BEGIN

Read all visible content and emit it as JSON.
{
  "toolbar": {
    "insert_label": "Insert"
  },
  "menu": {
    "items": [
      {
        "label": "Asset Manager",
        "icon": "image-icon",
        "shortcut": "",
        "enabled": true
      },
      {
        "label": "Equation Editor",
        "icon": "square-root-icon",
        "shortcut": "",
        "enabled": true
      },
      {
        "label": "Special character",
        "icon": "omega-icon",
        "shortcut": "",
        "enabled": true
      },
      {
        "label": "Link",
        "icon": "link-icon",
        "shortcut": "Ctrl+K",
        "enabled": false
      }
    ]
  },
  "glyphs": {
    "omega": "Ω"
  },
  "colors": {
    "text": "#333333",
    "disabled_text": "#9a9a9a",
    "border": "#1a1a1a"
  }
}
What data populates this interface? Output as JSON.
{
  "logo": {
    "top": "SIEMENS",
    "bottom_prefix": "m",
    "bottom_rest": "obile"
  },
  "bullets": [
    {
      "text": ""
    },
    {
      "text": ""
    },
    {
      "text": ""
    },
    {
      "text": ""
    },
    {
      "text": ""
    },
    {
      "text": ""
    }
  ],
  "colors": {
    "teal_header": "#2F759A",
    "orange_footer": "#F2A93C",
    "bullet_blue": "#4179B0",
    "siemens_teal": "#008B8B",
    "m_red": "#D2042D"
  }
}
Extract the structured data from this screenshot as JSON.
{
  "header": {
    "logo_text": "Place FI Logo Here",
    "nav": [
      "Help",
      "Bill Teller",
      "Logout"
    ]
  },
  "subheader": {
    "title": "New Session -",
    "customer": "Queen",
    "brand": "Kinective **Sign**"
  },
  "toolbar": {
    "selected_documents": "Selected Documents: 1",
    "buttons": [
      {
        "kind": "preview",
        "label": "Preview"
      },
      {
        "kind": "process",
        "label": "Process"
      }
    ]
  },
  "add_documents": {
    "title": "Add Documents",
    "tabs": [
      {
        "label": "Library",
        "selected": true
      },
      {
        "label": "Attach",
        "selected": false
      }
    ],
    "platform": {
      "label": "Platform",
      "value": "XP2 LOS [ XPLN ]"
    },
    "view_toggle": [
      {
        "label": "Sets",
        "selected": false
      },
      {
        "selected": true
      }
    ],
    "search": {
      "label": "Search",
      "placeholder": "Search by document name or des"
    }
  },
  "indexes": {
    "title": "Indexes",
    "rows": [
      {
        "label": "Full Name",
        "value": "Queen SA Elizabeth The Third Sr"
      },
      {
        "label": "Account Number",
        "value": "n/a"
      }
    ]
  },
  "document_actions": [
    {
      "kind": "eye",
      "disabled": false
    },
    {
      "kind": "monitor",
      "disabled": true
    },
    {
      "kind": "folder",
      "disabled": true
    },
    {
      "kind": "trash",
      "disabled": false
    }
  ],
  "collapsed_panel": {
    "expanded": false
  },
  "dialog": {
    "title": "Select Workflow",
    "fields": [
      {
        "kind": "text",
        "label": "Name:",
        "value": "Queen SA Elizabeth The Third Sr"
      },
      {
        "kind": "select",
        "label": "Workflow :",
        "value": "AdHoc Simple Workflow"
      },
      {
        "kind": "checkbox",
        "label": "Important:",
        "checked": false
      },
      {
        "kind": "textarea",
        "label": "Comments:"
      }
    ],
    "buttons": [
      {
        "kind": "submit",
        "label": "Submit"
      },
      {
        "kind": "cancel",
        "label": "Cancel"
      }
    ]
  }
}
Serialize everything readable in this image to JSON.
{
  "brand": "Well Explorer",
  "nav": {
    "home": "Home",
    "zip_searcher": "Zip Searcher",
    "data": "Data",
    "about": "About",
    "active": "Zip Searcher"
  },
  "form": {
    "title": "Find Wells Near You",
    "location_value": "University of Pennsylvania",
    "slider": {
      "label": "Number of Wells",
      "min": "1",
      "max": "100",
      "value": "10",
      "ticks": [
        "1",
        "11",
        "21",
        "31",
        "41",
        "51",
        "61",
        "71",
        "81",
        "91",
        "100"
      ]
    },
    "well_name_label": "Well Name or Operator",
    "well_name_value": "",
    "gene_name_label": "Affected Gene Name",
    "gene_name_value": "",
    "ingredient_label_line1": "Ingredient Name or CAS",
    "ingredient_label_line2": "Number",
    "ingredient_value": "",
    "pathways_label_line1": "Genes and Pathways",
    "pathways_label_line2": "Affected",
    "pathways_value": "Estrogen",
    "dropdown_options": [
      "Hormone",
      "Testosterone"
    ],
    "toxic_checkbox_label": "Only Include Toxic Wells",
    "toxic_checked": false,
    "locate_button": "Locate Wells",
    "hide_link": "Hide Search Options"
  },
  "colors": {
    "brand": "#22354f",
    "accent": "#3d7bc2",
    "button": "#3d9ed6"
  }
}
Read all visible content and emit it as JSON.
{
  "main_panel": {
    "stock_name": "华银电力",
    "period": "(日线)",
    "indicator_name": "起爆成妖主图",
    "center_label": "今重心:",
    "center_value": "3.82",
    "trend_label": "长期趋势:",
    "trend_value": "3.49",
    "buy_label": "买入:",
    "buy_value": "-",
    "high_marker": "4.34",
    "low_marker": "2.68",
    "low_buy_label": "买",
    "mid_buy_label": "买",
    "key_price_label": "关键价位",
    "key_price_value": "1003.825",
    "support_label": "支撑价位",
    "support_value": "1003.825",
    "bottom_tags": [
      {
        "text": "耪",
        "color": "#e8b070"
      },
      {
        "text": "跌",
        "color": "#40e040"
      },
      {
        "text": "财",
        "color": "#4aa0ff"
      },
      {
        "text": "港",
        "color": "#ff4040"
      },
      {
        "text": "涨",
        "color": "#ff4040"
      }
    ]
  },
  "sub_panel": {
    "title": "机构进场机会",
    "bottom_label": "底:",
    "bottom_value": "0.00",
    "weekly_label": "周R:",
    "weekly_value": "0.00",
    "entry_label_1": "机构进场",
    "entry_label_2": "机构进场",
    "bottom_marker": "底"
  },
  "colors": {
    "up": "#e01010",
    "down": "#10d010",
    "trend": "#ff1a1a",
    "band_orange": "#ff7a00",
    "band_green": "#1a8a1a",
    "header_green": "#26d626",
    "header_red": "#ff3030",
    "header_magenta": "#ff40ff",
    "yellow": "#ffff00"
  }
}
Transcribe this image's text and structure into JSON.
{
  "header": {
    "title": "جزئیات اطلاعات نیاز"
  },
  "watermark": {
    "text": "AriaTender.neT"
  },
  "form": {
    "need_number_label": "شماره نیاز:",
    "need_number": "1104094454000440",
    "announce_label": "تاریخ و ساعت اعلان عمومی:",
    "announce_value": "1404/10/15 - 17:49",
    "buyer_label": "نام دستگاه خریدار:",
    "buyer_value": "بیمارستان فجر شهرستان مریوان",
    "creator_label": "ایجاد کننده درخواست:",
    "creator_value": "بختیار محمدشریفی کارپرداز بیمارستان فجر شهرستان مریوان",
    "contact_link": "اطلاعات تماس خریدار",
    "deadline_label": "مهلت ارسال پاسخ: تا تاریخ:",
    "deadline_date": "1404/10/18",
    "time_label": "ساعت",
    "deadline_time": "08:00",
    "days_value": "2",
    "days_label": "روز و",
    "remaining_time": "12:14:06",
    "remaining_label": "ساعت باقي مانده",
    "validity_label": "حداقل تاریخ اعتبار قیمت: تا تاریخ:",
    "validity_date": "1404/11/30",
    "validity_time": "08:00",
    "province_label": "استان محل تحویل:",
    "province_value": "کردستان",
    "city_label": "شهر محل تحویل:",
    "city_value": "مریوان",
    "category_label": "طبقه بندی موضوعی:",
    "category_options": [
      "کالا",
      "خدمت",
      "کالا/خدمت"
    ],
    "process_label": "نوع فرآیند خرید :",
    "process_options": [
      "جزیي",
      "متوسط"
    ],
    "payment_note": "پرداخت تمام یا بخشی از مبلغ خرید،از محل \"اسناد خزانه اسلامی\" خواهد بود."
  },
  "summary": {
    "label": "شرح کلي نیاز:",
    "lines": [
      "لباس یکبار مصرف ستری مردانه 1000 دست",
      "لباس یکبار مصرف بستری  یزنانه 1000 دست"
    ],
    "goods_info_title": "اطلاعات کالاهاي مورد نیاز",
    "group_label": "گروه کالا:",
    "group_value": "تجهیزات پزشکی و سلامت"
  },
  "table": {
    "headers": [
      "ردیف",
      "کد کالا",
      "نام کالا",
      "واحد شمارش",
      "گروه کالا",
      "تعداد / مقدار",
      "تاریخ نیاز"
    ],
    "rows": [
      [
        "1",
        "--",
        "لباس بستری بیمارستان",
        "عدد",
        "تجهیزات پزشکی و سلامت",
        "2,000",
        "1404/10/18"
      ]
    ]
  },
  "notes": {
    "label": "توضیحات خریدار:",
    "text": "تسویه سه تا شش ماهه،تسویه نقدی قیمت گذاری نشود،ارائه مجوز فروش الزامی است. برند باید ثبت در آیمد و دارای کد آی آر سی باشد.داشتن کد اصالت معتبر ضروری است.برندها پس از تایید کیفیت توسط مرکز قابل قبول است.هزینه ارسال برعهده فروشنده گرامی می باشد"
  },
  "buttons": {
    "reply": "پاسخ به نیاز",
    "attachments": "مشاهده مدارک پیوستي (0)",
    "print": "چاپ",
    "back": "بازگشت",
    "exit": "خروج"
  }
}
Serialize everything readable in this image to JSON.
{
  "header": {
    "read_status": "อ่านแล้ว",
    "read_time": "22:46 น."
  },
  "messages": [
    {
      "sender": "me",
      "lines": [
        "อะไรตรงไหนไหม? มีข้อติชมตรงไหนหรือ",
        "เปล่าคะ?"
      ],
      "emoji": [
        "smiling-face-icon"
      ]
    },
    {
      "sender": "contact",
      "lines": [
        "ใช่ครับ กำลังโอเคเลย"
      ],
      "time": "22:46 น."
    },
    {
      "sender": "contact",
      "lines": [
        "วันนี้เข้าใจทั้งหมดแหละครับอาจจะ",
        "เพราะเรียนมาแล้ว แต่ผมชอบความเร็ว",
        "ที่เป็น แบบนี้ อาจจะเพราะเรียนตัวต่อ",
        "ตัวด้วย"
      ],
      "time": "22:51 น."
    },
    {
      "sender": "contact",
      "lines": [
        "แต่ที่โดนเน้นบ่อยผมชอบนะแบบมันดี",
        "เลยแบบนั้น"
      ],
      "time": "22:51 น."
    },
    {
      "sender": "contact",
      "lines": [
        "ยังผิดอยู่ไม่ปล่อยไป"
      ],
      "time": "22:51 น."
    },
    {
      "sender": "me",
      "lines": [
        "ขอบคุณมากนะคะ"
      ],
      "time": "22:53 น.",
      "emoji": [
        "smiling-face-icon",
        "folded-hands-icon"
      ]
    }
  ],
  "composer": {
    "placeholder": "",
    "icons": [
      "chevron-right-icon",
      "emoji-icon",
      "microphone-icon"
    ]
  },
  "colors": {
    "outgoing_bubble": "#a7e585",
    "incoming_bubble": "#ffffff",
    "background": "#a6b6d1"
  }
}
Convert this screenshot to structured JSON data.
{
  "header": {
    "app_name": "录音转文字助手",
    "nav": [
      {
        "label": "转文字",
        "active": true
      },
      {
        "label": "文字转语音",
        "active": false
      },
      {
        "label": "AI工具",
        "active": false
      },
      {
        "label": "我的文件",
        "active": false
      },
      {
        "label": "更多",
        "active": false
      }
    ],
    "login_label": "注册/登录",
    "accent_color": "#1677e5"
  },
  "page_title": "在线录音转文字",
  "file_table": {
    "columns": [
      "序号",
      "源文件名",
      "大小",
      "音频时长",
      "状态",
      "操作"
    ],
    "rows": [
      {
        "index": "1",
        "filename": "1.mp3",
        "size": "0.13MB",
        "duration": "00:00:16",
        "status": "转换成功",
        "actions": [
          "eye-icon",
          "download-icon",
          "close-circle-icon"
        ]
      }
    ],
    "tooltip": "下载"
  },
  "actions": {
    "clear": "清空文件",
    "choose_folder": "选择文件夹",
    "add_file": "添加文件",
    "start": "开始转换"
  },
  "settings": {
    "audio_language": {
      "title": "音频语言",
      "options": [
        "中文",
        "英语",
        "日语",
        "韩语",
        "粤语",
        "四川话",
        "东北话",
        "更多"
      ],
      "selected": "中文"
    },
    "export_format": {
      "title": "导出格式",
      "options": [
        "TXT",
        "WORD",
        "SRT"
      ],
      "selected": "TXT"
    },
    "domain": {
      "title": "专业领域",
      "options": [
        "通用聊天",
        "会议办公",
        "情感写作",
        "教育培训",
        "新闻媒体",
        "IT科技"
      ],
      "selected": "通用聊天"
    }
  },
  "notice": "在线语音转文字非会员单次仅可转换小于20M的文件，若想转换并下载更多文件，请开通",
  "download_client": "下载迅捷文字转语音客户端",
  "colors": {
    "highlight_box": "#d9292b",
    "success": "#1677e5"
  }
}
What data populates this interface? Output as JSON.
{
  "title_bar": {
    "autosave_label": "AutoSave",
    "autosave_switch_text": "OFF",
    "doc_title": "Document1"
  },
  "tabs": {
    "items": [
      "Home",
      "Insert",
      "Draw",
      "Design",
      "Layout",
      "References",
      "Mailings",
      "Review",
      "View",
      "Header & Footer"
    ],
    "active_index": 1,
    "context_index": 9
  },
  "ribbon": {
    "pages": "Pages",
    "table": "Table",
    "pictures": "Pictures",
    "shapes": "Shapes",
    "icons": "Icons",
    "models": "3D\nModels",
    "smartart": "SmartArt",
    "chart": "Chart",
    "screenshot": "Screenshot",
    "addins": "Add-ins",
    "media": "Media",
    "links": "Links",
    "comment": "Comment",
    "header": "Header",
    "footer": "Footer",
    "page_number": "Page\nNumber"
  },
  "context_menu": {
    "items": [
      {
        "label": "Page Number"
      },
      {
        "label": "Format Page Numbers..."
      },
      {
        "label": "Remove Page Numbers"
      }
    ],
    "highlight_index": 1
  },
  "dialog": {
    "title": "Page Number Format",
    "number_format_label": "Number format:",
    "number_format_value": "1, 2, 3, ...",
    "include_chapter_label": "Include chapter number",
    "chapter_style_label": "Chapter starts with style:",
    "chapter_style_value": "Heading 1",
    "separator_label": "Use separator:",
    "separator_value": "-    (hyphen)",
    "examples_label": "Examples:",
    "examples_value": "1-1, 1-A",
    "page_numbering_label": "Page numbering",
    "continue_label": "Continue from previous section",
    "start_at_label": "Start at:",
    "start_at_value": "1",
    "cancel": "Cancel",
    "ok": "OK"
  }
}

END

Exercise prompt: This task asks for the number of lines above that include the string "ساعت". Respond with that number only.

Answer area: 3